On Aug. 5, 2010, a copper and gold mine in Chile caved in, trapping 33 miners 2,300 feet underground. Rescue workers descended into the mine two days later, but were forced to abandon their route when a fresh cave-in blocked the duct, so they began drilling holes in an attempt to locate the miners. Seventeen days later they were rewarded with tapping noises and a note tied to the drill that read, "The 33 of us in the shelter are well."
Realizing the miners could be trapped until Christmas, Chile asked NASA for advice, and a strict schedule of exercise, nutrition and entertainment was developed to prepare the miners mentally and physically for the months ahead. Known in Chile as "Los 33," the miners ate 2,220 calories a day, but also exercised to stay slim enough to fit through the rescue hole. While they watched 13 hours of television a day, they were denied handheld video games and personal music players to avoid isolation.

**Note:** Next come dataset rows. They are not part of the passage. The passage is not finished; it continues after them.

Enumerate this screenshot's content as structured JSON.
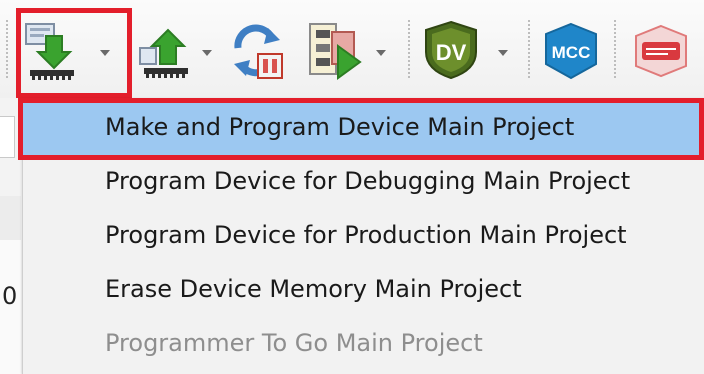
{
  "toolbar": {
    "buttons": [
      {
        "id": "make-and-program",
        "icon": "download-to-device-icon",
        "has_dropdown": true,
        "highlighted": true
      },
      {
        "id": "read-device",
        "icon": "upload-from-device-icon",
        "has_dropdown": true
      },
      {
        "id": "hold-in-reset",
        "icon": "reset-device-icon",
        "has_dropdown": false
      },
      {
        "id": "debug-run",
        "icon": "debug-run-icon",
        "has_dropdown": true
      },
      {
        "id": "dv",
        "icon": "dv-shield-icon",
        "label": "DV",
        "has_dropdown": true
      },
      {
        "id": "mcc",
        "icon": "mcc-icon",
        "label": "MCC",
        "has_dropdown": false
      },
      {
        "id": "discover",
        "icon": "microchip-discover-icon",
        "has_dropdown": false
      }
    ]
  },
  "left_panel": {
    "partial_char": "0"
  },
  "menu": {
    "items": [
      {
        "label": "Make and Program Device Main Project",
        "selected": true,
        "enabled": true
      },
      {
        "label": "Program Device for Debugging Main Project",
        "selected": false,
        "enabled": true
      },
      {
        "label": "Program Device for Production Main Project",
        "selected": false,
        "enabled": true
      },
      {
        "label": "Erase Device Memory Main Project",
        "selected": false,
        "enabled": true
      },
      {
        "label": "Programmer To Go Main Project",
        "selected": false,
        "enabled": false
      }
    ]
  },
  "colors": {
    "highlight_border": "#e31e2b",
    "selected_row": "#9cc8f1",
    "disabled_text": "#8e8e8e",
    "arrow_green": "#3aa32f",
    "dv_green": "#4a6b1e",
    "mcc_blue": "#1f86c9"
  }
}
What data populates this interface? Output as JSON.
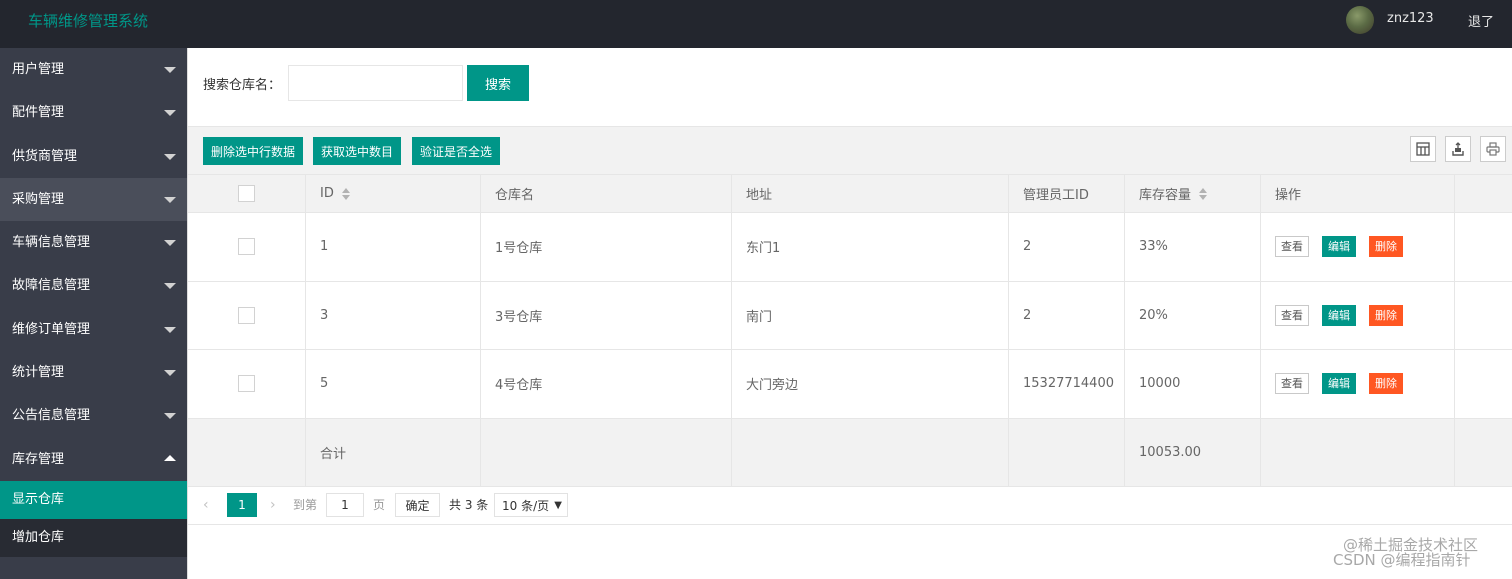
{
  "header": {
    "title": "车辆维修管理系统",
    "username": "znz123",
    "logout": "退了"
  },
  "sidebar": {
    "items": [
      "用户管理",
      "配件管理",
      "供货商管理",
      "采购管理",
      "车辆信息管理",
      "故障信息管理",
      "维修订单管理",
      "统计管理",
      "公告信息管理",
      "库存管理"
    ],
    "subitems": [
      "显示仓库",
      "增加仓库"
    ]
  },
  "search": {
    "label": "搜索仓库名：",
    "value": "",
    "button": "搜索"
  },
  "toolbar": {
    "delete_selected": "删除选中行数据",
    "get_count": "获取选中数目",
    "check_all": "验证是否全选"
  },
  "table": {
    "headers": [
      "ID",
      "仓库名",
      "地址",
      "管理员工ID",
      "库存容量",
      "操作"
    ],
    "rows": [
      {
        "id": "1",
        "name": "1号仓库",
        "address": "东门1",
        "manager_id": "2",
        "capacity": "33%"
      },
      {
        "id": "3",
        "name": "3号仓库",
        "address": "南门",
        "manager_id": "2",
        "capacity": "20%"
      },
      {
        "id": "5",
        "name": "4号仓库",
        "address": "大门旁边",
        "manager_id": "15327714400",
        "capacity": "10000"
      }
    ],
    "actions": {
      "view": "查看",
      "edit": "编辑",
      "delete": "删除"
    },
    "total_label": "合计",
    "total_value": "10053.00"
  },
  "pager": {
    "current": "1",
    "goto_label": "到第",
    "page_input": "1",
    "page_unit": "页",
    "confirm": "确定",
    "total": "共 3 条",
    "page_size": "10 条/页"
  },
  "watermark": {
    "line1": "@稀土掘金技术社区",
    "line2": "CSDN @编程指南针"
  }
}
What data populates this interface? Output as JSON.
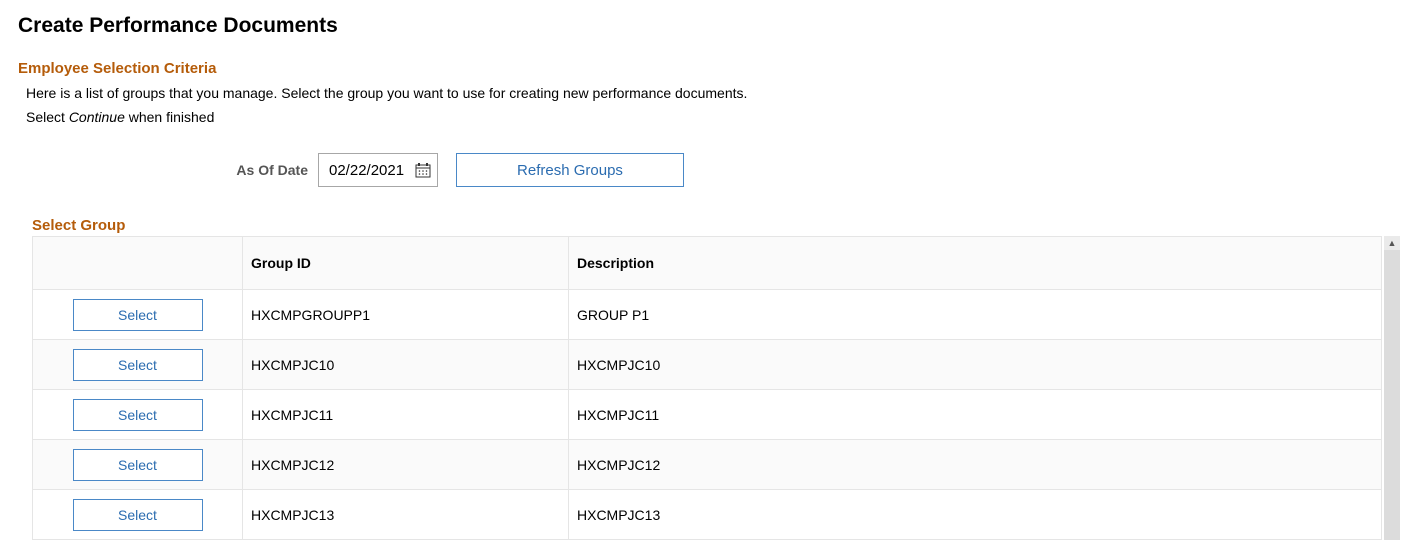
{
  "page": {
    "title": "Create Performance Documents",
    "section_title": "Employee Selection Criteria",
    "instruction1": "Here is a list of groups that you manage. Select the group you want to use for creating new performance documents.",
    "instruction2_pre": "Select ",
    "instruction2_italic": "Continue",
    "instruction2_post": " when finished"
  },
  "date": {
    "label": "As Of Date",
    "value": "02/22/2021"
  },
  "buttons": {
    "refresh": "Refresh Groups",
    "select": "Select"
  },
  "grid": {
    "title": "Select Group",
    "headers": {
      "select": "",
      "group_id": "Group ID",
      "description": "Description"
    },
    "rows": [
      {
        "group_id": "HXCMPGROUPP1",
        "description": "GROUP P1"
      },
      {
        "group_id": "HXCMPJC10",
        "description": "HXCMPJC10"
      },
      {
        "group_id": "HXCMPJC11",
        "description": "HXCMPJC11"
      },
      {
        "group_id": "HXCMPJC12",
        "description": "HXCMPJC12"
      },
      {
        "group_id": "HXCMPJC13",
        "description": "HXCMPJC13"
      }
    ]
  }
}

Workers finished drilling an escape shaft Oct. 9, and after reinforcing it with metal, a capsule named "Phoenix" was lowered inside on the night of Oct. 12. It resurfaced just after midnight with 31-year-old Florencio Avalos, the first miner out, to a raucous welcome from family, rescuers and supporters. The process continued with no major problems past sunrise and throughout the day, as miners were pulled up one by one, each greeted by an eruption of cheers. Shift foreman Luis Urzúa, 54, who was credited with keeping the miners alive those first few weeks before they were found, was the 33rd and final one rescued at about 10 p.m. on Oct. 13. "We've done a good job," he said in Spanish after stepping out of the Phoenix. "Seventy days of the fight were worth it. We had the guts to fight."